▶ **Exercise details**
Copy, in full, each line of the material that holds the word "this".

▶ **Data to examine**
'''

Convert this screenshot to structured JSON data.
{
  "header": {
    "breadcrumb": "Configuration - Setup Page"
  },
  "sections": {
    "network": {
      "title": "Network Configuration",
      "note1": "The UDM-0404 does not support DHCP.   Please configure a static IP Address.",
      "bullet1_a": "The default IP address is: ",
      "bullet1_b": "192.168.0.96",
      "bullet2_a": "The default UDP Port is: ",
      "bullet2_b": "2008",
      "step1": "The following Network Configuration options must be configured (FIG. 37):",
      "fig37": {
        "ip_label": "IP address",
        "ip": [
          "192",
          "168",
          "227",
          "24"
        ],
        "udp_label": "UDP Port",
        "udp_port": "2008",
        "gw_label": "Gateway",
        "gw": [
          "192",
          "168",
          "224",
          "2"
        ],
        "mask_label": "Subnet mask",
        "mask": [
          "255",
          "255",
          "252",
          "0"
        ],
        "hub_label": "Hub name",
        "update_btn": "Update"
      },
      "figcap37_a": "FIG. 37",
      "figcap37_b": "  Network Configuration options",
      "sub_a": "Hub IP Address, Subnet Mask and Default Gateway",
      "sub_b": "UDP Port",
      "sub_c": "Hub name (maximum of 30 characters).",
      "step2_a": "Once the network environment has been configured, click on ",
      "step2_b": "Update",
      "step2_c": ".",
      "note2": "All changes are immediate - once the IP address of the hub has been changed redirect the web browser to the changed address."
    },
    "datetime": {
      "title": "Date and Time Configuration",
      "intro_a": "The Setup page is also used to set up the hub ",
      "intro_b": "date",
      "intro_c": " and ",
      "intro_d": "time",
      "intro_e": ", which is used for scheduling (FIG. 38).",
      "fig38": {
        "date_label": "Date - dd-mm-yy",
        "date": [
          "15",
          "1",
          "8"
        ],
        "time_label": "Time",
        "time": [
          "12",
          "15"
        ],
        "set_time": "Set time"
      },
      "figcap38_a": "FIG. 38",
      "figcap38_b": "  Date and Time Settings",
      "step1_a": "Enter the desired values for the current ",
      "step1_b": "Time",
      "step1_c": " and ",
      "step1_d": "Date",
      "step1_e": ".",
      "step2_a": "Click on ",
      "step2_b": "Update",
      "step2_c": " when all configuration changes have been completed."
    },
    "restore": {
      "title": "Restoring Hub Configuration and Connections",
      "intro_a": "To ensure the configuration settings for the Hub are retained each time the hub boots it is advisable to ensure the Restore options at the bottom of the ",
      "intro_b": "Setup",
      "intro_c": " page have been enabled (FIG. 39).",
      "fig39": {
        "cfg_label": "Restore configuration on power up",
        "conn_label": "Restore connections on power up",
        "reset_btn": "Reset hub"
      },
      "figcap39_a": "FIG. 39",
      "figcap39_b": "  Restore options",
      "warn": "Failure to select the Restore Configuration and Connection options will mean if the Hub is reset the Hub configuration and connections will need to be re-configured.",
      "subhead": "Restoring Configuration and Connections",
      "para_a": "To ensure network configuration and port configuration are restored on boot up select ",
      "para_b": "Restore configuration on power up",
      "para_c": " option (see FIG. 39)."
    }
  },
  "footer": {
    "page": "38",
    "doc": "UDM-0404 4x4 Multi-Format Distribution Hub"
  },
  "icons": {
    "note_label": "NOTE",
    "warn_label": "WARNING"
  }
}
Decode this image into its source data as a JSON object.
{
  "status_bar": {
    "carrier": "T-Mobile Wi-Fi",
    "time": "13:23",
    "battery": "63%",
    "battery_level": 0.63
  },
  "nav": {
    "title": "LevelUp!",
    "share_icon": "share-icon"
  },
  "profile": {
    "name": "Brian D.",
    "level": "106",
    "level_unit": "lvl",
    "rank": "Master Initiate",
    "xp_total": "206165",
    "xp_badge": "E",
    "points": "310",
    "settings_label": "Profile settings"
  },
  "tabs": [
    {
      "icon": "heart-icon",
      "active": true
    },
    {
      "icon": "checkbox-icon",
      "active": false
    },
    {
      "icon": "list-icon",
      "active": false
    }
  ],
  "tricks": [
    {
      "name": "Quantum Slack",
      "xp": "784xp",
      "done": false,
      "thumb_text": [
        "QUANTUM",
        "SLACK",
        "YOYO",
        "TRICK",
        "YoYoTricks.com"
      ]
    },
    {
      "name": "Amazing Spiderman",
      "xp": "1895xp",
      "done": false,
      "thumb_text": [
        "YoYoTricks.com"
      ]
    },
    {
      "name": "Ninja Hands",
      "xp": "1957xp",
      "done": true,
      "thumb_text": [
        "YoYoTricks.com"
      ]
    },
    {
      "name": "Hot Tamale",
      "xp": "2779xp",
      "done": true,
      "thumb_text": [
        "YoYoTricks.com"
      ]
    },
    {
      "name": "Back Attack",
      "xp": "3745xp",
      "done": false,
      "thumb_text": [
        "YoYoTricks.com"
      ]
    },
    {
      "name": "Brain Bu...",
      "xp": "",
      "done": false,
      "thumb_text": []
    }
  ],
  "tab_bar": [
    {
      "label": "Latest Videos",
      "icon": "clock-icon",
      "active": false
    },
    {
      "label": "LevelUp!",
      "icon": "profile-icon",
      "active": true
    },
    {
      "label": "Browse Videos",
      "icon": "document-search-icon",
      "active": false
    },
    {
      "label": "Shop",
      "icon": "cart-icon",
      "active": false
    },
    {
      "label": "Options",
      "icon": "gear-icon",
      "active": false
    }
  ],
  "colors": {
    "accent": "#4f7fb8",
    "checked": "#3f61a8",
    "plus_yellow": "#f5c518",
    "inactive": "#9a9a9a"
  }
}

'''

▶ **Written solution**
Convert this screenshot to structured JSON data.
Decode this image into its source data as a JSON object.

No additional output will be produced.